**Exercise requirements**. Reproduce the listing exactly. Omit pictures.

**Task material**.
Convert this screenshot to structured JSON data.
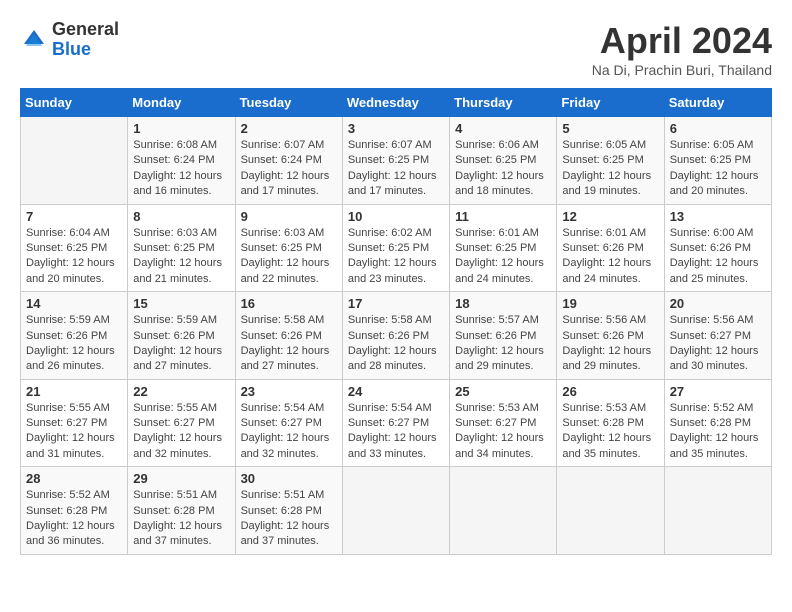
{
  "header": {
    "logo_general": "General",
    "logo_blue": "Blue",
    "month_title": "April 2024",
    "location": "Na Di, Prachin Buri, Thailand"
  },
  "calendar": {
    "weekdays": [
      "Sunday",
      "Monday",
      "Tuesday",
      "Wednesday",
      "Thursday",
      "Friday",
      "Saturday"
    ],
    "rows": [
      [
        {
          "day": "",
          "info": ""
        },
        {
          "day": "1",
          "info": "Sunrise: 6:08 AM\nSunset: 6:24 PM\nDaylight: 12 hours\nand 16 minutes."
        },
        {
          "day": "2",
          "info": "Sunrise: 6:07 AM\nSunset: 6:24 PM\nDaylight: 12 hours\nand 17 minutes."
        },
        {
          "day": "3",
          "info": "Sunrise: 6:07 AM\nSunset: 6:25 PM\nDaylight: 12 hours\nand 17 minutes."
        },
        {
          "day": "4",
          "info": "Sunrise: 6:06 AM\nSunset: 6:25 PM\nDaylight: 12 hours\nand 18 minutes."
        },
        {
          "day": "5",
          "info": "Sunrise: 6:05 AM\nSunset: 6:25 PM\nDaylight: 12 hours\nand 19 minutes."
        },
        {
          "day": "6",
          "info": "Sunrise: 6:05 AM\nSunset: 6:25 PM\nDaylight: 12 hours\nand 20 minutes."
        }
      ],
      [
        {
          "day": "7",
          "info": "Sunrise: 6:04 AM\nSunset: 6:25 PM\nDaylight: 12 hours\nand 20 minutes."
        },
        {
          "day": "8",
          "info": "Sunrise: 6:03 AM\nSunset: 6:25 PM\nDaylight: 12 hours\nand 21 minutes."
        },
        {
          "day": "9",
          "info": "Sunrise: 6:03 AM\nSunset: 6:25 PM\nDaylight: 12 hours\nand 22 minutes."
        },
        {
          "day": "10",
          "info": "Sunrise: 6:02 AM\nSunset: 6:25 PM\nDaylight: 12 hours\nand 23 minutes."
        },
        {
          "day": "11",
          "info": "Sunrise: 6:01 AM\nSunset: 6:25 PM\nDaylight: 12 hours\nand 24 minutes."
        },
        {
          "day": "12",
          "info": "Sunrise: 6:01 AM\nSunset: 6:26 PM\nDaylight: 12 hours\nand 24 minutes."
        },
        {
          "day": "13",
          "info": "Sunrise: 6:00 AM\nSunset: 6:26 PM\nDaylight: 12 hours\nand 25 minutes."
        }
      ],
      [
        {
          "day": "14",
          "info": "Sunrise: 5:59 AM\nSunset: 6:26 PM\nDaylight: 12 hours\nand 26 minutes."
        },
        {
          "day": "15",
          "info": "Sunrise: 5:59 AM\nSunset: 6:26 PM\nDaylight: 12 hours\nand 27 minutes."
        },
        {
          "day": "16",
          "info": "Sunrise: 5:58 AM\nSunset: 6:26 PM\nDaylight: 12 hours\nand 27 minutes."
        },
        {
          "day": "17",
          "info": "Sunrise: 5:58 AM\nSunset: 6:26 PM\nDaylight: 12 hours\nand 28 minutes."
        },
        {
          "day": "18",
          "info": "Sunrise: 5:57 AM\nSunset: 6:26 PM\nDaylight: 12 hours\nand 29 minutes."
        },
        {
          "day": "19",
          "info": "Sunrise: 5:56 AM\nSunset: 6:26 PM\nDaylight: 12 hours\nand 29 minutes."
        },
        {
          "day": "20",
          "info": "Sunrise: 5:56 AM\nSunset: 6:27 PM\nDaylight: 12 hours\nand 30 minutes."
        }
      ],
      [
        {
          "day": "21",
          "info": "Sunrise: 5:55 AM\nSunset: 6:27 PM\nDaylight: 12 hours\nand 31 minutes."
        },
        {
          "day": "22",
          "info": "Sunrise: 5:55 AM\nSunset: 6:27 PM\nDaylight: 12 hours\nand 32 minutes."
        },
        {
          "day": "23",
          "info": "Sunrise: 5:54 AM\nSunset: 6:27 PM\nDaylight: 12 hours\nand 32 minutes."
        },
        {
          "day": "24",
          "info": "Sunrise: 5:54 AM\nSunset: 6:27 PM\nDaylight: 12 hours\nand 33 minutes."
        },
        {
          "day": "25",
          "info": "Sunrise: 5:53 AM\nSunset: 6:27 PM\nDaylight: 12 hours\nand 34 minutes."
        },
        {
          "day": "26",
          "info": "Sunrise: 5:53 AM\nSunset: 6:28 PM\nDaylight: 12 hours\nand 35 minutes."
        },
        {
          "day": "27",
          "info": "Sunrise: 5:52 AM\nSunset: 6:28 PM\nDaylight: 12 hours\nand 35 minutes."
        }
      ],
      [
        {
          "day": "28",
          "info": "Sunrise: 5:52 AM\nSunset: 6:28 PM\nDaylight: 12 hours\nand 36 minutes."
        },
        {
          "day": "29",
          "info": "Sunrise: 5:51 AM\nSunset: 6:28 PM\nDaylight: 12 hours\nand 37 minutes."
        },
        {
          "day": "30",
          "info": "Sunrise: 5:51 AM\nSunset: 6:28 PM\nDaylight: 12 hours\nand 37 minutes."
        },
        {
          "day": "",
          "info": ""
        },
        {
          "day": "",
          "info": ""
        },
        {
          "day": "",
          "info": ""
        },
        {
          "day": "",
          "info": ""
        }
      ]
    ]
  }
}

**Expected answer**.
Convert this screenshot to structured JSON data.
{
  "header": {
    "logo_general": "General",
    "logo_blue": "Blue",
    "month_title": "April 2024",
    "location": "Na Di, Prachin Buri, Thailand"
  },
  "calendar": {
    "weekdays": [
      "Sunday",
      "Monday",
      "Tuesday",
      "Wednesday",
      "Thursday",
      "Friday",
      "Saturday"
    ],
    "rows": [
      [
        {
          "day": "",
          "info": ""
        },
        {
          "day": "1",
          "info": "Sunrise: 6:08 AM\nSunset: 6:24 PM\nDaylight: 12 hours\nand 16 minutes."
        },
        {
          "day": "2",
          "info": "Sunrise: 6:07 AM\nSunset: 6:24 PM\nDaylight: 12 hours\nand 17 minutes."
        },
        {
          "day": "3",
          "info": "Sunrise: 6:07 AM\nSunset: 6:25 PM\nDaylight: 12 hours\nand 17 minutes."
        },
        {
          "day": "4",
          "info": "Sunrise: 6:06 AM\nSunset: 6:25 PM\nDaylight: 12 hours\nand 18 minutes."
        },
        {
          "day": "5",
          "info": "Sunrise: 6:05 AM\nSunset: 6:25 PM\nDaylight: 12 hours\nand 19 minutes."
        },
        {
          "day": "6",
          "info": "Sunrise: 6:05 AM\nSunset: 6:25 PM\nDaylight: 12 hours\nand 20 minutes."
        }
      ],
      [
        {
          "day": "7",
          "info": "Sunrise: 6:04 AM\nSunset: 6:25 PM\nDaylight: 12 hours\nand 20 minutes."
        },
        {
          "day": "8",
          "info": "Sunrise: 6:03 AM\nSunset: 6:25 PM\nDaylight: 12 hours\nand 21 minutes."
        },
        {
          "day": "9",
          "info": "Sunrise: 6:03 AM\nSunset: 6:25 PM\nDaylight: 12 hours\nand 22 minutes."
        },
        {
          "day": "10",
          "info": "Sunrise: 6:02 AM\nSunset: 6:25 PM\nDaylight: 12 hours\nand 23 minutes."
        },
        {
          "day": "11",
          "info": "Sunrise: 6:01 AM\nSunset: 6:25 PM\nDaylight: 12 hours\nand 24 minutes."
        },
        {
          "day": "12",
          "info": "Sunrise: 6:01 AM\nSunset: 6:26 PM\nDaylight: 12 hours\nand 24 minutes."
        },
        {
          "day": "13",
          "info": "Sunrise: 6:00 AM\nSunset: 6:26 PM\nDaylight: 12 hours\nand 25 minutes."
        }
      ],
      [
        {
          "day": "14",
          "info": "Sunrise: 5:59 AM\nSunset: 6:26 PM\nDaylight: 12 hours\nand 26 minutes."
        },
        {
          "day": "15",
          "info": "Sunrise: 5:59 AM\nSunset: 6:26 PM\nDaylight: 12 hours\nand 27 minutes."
        },
        {
          "day": "16",
          "info": "Sunrise: 5:58 AM\nSunset: 6:26 PM\nDaylight: 12 hours\nand 27 minutes."
        },
        {
          "day": "17",
          "info": "Sunrise: 5:58 AM\nSunset: 6:26 PM\nDaylight: 12 hours\nand 28 minutes."
        },
        {
          "day": "18",
          "info": "Sunrise: 5:57 AM\nSunset: 6:26 PM\nDaylight: 12 hours\nand 29 minutes."
        },
        {
          "day": "19",
          "info": "Sunrise: 5:56 AM\nSunset: 6:26 PM\nDaylight: 12 hours\nand 29 minutes."
        },
        {
          "day": "20",
          "info": "Sunrise: 5:56 AM\nSunset: 6:27 PM\nDaylight: 12 hours\nand 30 minutes."
        }
      ],
      [
        {
          "day": "21",
          "info": "Sunrise: 5:55 AM\nSunset: 6:27 PM\nDaylight: 12 hours\nand 31 minutes."
        },
        {
          "day": "22",
          "info": "Sunrise: 5:55 AM\nSunset: 6:27 PM\nDaylight: 12 hours\nand 32 minutes."
        },
        {
          "day": "23",
          "info": "Sunrise: 5:54 AM\nSunset: 6:27 PM\nDaylight: 12 hours\nand 32 minutes."
        },
        {
          "day": "24",
          "info": "Sunrise: 5:54 AM\nSunset: 6:27 PM\nDaylight: 12 hours\nand 33 minutes."
        },
        {
          "day": "25",
          "info": "Sunrise: 5:53 AM\nSunset: 6:27 PM\nDaylight: 12 hours\nand 34 minutes."
        },
        {
          "day": "26",
          "info": "Sunrise: 5:53 AM\nSunset: 6:28 PM\nDaylight: 12 hours\nand 35 minutes."
        },
        {
          "day": "27",
          "info": "Sunrise: 5:52 AM\nSunset: 6:28 PM\nDaylight: 12 hours\nand 35 minutes."
        }
      ],
      [
        {
          "day": "28",
          "info": "Sunrise: 5:52 AM\nSunset: 6:28 PM\nDaylight: 12 hours\nand 36 minutes."
        },
        {
          "day": "29",
          "info": "Sunrise: 5:51 AM\nSunset: 6:28 PM\nDaylight: 12 hours\nand 37 minutes."
        },
        {
          "day": "30",
          "info": "Sunrise: 5:51 AM\nSunset: 6:28 PM\nDaylight: 12 hours\nand 37 minutes."
        },
        {
          "day": "",
          "info": ""
        },
        {
          "day": "",
          "info": ""
        },
        {
          "day": "",
          "info": ""
        },
        {
          "day": "",
          "info": ""
        }
      ]
    ]
  }
}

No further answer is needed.